_The records_
- - -

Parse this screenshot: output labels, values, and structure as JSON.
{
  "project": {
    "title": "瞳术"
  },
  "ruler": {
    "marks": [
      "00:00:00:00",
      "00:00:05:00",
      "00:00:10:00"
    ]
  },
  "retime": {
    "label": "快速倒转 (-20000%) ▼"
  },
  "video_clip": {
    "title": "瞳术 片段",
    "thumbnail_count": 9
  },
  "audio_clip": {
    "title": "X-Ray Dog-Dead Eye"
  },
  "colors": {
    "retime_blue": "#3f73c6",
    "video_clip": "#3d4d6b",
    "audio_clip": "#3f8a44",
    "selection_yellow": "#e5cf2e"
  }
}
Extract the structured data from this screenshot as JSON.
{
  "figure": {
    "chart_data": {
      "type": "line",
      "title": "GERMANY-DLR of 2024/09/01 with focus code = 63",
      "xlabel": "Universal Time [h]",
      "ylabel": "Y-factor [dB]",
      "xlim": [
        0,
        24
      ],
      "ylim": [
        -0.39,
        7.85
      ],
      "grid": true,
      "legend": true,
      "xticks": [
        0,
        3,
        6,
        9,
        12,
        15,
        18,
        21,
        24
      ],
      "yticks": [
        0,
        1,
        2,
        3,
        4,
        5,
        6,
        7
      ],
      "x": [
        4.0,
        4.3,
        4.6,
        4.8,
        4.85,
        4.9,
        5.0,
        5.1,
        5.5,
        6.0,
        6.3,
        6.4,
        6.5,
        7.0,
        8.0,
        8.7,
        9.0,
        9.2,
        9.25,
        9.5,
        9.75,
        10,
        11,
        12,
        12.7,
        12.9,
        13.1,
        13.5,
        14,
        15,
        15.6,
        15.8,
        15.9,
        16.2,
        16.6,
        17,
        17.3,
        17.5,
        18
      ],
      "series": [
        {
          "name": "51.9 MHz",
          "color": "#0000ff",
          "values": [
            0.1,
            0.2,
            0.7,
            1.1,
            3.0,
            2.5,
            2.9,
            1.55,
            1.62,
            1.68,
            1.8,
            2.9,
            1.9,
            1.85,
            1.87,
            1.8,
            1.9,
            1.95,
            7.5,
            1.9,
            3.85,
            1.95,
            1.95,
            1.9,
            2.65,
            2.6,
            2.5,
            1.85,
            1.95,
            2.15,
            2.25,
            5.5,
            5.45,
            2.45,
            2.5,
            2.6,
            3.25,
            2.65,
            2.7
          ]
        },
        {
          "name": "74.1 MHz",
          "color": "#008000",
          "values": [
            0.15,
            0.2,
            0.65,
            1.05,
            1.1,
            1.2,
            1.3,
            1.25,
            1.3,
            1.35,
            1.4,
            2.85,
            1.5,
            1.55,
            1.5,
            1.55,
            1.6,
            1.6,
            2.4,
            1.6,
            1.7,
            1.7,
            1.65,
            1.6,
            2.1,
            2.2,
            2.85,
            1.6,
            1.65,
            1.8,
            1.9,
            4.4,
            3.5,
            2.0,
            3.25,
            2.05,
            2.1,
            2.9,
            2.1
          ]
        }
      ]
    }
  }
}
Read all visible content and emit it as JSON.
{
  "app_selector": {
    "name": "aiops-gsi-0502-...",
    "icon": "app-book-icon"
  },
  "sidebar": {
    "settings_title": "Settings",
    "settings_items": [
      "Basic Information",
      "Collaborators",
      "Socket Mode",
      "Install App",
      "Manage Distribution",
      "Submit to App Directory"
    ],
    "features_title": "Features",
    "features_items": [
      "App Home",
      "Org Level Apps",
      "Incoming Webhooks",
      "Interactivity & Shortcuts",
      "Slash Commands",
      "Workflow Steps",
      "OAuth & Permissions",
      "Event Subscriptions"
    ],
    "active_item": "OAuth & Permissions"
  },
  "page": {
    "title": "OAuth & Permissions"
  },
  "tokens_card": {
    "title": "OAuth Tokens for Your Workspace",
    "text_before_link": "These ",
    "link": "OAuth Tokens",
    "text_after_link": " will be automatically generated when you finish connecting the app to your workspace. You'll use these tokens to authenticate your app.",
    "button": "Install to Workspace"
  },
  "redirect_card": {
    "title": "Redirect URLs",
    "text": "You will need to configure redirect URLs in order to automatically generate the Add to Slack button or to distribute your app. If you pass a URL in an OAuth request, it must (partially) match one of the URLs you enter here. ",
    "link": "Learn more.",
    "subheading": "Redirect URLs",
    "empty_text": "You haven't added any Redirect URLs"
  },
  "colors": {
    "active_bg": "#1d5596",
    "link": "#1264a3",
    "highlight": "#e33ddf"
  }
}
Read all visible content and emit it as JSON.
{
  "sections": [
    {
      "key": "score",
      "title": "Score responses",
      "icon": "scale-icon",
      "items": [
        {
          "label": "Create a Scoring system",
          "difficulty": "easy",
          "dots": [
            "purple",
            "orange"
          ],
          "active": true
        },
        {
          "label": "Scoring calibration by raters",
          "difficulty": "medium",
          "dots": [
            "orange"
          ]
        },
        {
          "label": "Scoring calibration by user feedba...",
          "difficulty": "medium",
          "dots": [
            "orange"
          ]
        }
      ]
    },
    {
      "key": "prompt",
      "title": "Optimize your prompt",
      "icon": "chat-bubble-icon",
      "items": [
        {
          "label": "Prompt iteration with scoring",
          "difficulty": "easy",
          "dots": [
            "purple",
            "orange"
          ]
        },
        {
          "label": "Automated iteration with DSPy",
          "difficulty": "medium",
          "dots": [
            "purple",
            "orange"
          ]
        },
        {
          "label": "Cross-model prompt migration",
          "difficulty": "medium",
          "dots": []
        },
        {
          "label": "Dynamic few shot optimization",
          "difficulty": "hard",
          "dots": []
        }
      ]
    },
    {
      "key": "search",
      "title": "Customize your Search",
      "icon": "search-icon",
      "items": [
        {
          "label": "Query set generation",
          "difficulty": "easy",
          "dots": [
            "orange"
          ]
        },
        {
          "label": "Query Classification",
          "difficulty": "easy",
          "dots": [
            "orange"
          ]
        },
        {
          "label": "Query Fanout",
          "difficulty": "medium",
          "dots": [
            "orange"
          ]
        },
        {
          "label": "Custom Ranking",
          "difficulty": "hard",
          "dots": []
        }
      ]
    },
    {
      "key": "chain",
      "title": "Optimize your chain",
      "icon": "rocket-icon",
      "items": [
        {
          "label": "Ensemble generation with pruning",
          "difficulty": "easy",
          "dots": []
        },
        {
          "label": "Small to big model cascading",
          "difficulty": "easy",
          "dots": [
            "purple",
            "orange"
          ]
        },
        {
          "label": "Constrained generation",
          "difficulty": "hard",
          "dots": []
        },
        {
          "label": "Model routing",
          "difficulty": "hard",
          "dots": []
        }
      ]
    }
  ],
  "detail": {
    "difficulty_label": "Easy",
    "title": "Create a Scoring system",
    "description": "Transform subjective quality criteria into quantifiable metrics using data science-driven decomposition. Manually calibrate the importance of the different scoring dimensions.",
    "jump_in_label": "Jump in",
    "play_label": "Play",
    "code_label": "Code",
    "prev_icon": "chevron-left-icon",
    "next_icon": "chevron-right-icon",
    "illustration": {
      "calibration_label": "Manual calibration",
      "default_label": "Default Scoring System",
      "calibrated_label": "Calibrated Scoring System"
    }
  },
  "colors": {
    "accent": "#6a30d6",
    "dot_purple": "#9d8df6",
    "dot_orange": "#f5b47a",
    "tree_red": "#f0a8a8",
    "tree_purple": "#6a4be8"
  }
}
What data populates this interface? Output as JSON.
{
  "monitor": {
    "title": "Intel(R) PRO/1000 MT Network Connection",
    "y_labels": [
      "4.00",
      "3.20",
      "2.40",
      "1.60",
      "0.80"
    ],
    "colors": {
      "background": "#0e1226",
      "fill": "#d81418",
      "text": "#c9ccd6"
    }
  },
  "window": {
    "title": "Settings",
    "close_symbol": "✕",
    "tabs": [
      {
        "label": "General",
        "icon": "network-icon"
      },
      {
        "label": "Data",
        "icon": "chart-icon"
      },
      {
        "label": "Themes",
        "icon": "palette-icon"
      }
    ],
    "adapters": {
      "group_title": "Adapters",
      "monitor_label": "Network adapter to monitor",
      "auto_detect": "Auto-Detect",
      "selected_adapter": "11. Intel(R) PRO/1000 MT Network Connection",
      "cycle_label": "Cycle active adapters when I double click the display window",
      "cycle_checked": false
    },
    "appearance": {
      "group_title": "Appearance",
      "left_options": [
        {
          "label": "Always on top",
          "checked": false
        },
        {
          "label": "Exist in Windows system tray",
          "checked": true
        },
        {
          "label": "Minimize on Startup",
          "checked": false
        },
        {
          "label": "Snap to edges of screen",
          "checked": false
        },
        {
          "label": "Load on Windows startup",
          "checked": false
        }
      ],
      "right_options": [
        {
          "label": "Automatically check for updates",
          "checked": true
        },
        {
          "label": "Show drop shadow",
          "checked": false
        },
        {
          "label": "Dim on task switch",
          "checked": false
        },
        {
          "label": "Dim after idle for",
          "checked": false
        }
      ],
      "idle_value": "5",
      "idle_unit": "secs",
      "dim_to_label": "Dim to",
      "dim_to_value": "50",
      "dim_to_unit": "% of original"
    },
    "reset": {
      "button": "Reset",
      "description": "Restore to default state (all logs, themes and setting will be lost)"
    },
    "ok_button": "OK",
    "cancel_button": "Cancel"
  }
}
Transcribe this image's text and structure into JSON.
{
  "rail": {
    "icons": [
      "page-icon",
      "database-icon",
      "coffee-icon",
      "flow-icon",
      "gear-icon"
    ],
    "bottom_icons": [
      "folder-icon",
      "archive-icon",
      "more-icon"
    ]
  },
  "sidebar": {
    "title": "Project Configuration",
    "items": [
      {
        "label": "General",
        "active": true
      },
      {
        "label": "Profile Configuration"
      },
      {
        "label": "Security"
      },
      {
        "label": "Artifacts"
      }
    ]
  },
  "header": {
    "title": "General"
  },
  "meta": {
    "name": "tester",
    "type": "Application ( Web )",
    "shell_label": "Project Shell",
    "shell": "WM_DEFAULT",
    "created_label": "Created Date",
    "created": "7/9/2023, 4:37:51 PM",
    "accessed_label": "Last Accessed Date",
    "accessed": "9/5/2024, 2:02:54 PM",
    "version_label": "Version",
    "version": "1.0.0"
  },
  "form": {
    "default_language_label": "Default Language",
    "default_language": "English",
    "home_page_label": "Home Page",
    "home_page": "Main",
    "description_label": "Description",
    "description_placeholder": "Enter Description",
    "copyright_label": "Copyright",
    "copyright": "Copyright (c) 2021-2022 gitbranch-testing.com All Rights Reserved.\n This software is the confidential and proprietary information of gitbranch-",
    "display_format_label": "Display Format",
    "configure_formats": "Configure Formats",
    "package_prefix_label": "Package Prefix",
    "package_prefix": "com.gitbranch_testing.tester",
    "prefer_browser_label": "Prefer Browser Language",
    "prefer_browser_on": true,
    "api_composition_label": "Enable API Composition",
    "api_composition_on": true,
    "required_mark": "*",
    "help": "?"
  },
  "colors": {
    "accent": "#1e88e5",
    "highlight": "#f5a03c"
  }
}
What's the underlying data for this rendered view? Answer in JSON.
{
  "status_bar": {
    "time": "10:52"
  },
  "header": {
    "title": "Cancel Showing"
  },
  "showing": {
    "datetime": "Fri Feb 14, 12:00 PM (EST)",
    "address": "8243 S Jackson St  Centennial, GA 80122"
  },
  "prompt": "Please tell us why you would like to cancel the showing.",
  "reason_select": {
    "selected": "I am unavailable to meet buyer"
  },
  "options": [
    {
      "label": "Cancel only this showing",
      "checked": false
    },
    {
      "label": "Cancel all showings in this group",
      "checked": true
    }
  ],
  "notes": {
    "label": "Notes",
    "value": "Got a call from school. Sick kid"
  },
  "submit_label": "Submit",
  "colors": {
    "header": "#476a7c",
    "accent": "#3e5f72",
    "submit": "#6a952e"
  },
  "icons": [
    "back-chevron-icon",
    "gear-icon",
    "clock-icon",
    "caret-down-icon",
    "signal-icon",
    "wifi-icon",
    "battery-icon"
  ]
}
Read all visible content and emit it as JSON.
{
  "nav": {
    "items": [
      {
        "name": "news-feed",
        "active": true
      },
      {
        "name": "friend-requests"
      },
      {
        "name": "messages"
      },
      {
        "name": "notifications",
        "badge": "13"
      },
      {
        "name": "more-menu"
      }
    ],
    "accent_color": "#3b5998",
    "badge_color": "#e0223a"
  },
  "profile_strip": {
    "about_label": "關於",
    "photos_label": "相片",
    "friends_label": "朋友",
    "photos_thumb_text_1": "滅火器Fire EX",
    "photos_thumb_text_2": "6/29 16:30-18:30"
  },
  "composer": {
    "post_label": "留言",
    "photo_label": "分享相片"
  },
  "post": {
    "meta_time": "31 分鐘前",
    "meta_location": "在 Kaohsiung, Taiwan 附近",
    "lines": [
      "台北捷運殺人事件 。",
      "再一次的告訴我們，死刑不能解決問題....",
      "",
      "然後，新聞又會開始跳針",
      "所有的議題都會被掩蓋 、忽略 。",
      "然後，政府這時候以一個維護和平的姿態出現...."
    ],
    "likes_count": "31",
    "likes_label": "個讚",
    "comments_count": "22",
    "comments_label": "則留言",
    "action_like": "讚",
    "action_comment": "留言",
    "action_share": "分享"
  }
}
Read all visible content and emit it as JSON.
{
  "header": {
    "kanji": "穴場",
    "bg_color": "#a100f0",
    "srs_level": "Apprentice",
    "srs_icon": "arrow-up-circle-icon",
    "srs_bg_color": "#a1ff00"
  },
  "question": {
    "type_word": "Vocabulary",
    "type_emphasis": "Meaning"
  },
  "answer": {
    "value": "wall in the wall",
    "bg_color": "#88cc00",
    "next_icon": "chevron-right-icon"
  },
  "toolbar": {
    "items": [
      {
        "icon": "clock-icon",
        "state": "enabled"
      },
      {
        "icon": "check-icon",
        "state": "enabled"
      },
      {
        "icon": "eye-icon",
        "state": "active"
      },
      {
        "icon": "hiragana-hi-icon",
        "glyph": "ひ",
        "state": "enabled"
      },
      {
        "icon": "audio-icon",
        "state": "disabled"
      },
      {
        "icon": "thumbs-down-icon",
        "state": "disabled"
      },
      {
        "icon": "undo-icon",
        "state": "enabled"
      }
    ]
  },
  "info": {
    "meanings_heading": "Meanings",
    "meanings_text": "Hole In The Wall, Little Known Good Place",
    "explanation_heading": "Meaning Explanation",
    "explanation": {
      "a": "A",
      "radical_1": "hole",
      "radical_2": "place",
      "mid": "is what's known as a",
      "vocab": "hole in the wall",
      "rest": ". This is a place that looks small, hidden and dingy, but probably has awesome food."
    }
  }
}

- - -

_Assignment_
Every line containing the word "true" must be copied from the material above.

_Response area_
      "grid": true,
      "legend": true,
          "active": true
          "checked": true
          "checked": true
        "active": true
    "prefer_browser_on": true,
    "api_composition_on": true,
      "checked": true
        "active": true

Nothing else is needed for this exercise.